 International reserves have grown to over $13 billion, and state investment over the past ten years has totaled $30 billion (BIF 2016).
 The social and environmental impacts of the extractive industries remain the same, and some instances have even become worse. For more on this see Bebbington and Bury (2013).
 It is telling that the World Bank and the International Monetary Fund have commended Morales’s management of the economy (Neuman 2014).
 As a result of pressure from a resurgent right, the Constituent Assembly that was introduced by the Morales government precluded many of the social movement’s more revolutionary and participatory demands.
 Vice President Álvaro García Linera has declared, “Evo-ism as a political and ideological current, is a form of political self-representation that allows social movements access to decision-making levels of the state” ( Mayorga 2009, my translation).
 Over recent years, there has been a proliferation of local level road blockades and protests.
Bebbington, Anthony, and Jeffrey Bury, eds. 2013. Subterranean struggles: New dynamics of mining, oil, and gas in Latin America. University of Texas Press: Austin.
Fabricant, Nicole, and Nancy Postero. 2014. Performing the “wounded Indian”: A new platform of democracy and human rights in Bolivia’s autonomy movement. Identities 21 (4): 395–411.

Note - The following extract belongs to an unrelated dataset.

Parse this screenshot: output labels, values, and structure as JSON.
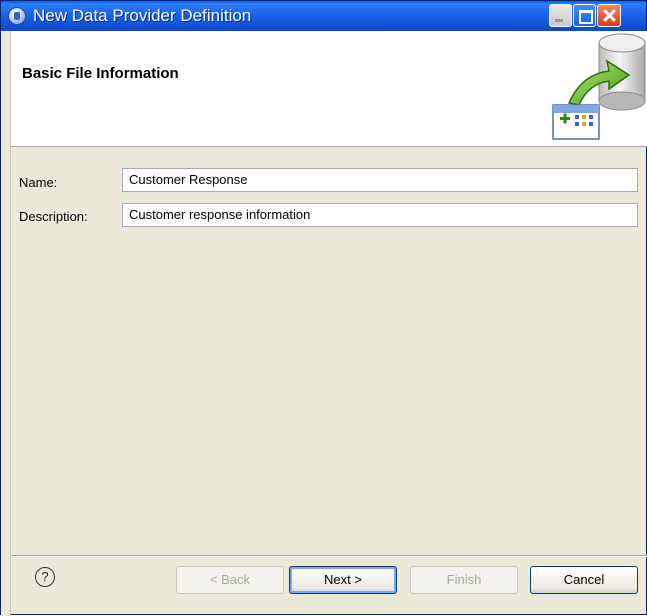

Farthing, Linda, and Benjamin Kohl. 2014. Evo’s Bolivia: Continuity and change. Austin: University of Texas Press.
Grisaffi, Thomas. 2013. All of us are presidents: Radical democracy and citizenship in the Chapare Province, Bolivia. Critique of Anthropology 33(1): 47–65. doi: 10.1177/0308275X12466681.
Grisaffi, Thomas, and Kathryn Ledebur. 2016. Citizenship or repression? Coca, eradication and development in the Andes. Stability: International Journal of Security and Development 5(1). doi: http://doi.org/10.5334/sta.440.
Gudynas, Eduardo. 2011. El nuevo Extractivismo progresista en America del Sur: Tesis sobre un viejo problema bajo nuevas expresiones. In Alberto Acosta, Eduardo Gudynas, François Houtart, Luis Macas, J Martinez Alier, Henry Ramirez Soler, and Emma Siliprandi, eds., Colonialismos del Siglo XXI: Negocios extractivos y defensa del territorio en América Latina, pp. 75–92. Barcelona: Icaria Editorial.
Mayorga, Rene. 2009. Bolivia Sociedad civil y Estado bajo un popul18ismo plebiscitario y autoritario. In Cynthia Arnson, Ariel Armony, Catalina Smulovitz, Gastón Chillier, Enrique Peruzzotti and Giselle Cohen, eds., La “Nueva Izquierda” en America Latina: Derechos humanos, participacion politica, y sociedad civil, pp. 106–114. Washington, DC: Woodrow Wilson Center.
Neuman, William. 2014. “Turnabout in Bolivia as economy rises from instability.” The New York Times, 16 February.
Perreault, Tom. 2015. Performing participation: Mining, power, and the limits of public consultation in Bolivia. Journal of Latin American and Caribbean Anthropology 20(3): 433–451.
Webber, Jeffery. 2010. From rebellion to reform in Bolivia: Class struggle, indigenous liberation, and the politics of Evo Morales. Chicago: Haymarket Books.
Cite as: Grisaffi, Thomas. 2016. “After the Referendum: Evo Morales and the Movement Towards Socialism.” FocaalBlog, 18 April. www.focaalblog.com/2016/04/18/thomas-grisaffi-after-the-referendum-evo-morales-and-the-movement-towards-socialism.